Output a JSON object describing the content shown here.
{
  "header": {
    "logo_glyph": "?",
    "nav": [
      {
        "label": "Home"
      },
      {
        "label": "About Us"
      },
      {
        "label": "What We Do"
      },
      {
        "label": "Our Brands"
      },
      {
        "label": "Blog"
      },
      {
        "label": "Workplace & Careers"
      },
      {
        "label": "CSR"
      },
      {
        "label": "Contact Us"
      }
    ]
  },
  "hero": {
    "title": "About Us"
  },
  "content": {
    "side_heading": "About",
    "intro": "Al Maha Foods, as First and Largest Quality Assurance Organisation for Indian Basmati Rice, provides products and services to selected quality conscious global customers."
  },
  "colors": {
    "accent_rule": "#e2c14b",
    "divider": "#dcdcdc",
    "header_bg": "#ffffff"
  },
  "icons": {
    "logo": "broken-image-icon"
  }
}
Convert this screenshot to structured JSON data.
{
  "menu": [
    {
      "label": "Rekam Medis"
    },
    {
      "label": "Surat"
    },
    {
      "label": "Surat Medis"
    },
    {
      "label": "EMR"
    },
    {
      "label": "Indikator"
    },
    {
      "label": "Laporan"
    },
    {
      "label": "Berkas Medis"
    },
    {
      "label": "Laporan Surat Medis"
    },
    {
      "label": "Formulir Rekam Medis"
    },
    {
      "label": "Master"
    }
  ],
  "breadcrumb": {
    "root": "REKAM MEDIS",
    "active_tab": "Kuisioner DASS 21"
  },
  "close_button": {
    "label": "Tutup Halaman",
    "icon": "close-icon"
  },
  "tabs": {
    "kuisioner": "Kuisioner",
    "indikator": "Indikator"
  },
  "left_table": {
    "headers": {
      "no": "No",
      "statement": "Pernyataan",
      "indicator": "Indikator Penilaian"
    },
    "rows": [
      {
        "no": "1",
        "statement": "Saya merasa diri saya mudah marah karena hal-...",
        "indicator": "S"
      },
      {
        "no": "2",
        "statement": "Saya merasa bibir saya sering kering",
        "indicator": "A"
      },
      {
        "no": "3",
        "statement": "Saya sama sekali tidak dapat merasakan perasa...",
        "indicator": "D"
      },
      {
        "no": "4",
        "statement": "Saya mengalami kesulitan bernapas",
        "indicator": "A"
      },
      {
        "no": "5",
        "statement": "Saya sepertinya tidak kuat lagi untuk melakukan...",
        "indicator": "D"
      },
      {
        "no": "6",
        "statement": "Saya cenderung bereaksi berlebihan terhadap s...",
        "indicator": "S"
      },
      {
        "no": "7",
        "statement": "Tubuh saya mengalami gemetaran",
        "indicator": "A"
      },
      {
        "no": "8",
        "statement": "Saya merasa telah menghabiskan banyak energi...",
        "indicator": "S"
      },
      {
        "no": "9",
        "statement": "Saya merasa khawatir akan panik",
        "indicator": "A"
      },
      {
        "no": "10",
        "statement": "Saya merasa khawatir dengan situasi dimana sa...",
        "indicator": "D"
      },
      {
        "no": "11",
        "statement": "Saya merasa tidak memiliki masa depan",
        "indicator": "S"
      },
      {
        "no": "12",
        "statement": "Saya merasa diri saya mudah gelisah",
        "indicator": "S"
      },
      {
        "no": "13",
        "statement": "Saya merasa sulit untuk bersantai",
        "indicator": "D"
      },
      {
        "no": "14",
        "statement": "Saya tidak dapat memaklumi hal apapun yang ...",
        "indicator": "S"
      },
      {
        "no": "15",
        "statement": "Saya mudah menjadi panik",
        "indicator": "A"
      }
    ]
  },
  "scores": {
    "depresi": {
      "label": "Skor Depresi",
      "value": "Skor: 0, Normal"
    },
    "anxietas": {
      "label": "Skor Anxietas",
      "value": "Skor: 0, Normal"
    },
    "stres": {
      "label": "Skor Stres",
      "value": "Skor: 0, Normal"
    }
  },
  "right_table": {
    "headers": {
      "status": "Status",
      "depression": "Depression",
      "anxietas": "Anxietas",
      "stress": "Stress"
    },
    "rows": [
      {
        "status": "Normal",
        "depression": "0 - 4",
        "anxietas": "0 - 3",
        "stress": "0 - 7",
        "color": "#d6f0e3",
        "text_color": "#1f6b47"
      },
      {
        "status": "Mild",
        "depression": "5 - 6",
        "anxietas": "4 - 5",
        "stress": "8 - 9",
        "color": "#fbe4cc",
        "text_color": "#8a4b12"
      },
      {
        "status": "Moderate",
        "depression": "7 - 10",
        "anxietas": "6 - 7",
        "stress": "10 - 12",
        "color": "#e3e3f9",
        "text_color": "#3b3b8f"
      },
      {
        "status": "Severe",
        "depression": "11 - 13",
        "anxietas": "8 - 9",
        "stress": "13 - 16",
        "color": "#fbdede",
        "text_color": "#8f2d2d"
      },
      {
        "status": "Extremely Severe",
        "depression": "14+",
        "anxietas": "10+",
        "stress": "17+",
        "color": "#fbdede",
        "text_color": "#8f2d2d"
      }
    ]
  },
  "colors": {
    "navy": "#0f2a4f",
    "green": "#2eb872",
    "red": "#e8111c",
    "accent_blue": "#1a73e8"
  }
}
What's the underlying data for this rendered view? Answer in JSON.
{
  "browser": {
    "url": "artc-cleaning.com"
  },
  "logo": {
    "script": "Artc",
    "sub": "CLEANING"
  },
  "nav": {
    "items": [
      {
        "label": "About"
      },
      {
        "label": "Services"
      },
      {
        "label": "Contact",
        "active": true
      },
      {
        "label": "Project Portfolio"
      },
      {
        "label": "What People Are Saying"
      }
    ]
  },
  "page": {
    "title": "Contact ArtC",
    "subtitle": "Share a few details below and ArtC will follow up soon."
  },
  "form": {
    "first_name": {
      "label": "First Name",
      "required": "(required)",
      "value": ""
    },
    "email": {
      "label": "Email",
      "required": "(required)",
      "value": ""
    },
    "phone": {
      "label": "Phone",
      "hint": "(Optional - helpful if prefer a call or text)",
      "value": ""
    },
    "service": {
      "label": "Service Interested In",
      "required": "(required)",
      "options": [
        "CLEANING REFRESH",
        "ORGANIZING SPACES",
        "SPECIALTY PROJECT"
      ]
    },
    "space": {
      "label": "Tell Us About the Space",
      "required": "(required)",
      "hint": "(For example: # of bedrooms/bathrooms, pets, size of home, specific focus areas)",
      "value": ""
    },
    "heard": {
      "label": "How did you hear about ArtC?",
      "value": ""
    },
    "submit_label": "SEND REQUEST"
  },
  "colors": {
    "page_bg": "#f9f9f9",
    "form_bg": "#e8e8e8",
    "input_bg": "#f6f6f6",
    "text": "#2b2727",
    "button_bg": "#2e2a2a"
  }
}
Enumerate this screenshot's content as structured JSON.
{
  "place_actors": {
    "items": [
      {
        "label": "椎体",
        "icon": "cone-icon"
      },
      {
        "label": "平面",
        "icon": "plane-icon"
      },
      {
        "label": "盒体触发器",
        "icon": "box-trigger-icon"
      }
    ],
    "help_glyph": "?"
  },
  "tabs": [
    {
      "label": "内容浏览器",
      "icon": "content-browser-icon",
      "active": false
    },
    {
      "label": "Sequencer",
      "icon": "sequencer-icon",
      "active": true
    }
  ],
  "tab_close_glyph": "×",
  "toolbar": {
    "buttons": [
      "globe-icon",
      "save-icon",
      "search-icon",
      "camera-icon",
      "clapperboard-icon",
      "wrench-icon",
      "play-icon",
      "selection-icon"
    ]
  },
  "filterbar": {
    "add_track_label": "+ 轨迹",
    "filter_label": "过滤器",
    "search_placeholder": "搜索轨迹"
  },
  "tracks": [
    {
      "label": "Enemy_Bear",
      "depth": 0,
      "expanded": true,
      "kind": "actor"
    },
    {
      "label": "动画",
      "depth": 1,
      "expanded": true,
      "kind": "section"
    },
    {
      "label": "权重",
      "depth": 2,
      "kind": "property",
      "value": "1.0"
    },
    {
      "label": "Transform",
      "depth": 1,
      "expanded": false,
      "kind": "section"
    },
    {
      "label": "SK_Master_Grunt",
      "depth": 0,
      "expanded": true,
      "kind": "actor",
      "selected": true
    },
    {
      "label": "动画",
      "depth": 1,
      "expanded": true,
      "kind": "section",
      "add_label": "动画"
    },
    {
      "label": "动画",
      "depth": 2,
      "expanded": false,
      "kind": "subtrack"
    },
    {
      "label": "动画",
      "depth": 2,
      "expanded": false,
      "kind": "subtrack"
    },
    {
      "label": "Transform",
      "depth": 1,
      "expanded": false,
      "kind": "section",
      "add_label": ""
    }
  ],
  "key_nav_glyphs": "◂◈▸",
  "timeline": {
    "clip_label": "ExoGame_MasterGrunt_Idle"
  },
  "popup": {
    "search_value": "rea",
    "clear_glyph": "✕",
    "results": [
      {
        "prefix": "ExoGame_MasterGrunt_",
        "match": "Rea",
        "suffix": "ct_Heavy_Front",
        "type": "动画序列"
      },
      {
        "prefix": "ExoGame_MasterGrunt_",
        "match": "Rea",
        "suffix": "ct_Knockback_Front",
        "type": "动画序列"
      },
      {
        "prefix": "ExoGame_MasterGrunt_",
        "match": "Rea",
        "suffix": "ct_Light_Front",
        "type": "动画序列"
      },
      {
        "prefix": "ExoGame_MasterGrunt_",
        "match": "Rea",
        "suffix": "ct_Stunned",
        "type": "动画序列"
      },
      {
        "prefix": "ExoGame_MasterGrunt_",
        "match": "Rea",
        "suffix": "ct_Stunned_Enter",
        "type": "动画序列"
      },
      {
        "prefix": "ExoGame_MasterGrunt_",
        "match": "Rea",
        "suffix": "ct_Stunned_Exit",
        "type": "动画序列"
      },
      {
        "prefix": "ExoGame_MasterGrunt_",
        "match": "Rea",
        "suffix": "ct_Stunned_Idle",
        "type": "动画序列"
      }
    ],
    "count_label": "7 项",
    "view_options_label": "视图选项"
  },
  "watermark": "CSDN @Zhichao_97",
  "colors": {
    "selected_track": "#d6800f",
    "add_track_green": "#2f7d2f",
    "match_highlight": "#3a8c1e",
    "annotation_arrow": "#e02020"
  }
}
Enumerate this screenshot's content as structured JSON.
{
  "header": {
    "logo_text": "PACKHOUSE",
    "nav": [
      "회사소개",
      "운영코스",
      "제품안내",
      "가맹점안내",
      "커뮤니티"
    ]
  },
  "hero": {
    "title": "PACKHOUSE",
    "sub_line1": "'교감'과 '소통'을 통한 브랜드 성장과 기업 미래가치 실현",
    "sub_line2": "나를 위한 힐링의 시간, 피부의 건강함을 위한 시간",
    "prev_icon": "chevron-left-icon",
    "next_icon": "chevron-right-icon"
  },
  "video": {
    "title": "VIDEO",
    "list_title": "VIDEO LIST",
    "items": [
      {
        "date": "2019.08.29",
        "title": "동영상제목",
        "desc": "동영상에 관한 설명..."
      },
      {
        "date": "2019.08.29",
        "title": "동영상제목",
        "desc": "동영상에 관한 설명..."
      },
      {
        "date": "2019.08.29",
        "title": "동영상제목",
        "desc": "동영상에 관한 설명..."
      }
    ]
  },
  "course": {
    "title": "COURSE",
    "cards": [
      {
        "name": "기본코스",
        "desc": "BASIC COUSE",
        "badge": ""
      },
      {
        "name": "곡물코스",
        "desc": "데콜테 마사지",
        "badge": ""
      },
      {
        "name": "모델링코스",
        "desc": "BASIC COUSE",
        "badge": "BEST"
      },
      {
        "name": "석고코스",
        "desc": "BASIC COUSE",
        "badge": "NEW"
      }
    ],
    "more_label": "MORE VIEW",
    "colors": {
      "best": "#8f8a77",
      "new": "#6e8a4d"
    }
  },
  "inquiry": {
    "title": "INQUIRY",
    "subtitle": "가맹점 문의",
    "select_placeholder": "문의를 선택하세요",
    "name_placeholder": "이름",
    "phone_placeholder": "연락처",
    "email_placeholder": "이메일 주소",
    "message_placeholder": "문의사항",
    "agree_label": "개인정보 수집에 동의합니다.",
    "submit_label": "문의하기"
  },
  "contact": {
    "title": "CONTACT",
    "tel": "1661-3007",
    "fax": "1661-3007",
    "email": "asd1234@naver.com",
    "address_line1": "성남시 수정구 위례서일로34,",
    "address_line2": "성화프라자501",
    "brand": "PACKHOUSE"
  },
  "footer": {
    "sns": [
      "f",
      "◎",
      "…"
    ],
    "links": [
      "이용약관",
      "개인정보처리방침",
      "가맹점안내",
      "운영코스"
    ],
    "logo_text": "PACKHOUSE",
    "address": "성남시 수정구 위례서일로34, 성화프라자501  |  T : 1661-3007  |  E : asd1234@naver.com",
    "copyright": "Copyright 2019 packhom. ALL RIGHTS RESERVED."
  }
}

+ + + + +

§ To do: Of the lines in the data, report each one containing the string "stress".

§ Answer below:
      "stress": "Stress"
        "stress": "0 - 7",
        "stress": "8 - 9",
        "stress": "10 - 12",
        "stress": "13 - 16",
        "stress": "17+",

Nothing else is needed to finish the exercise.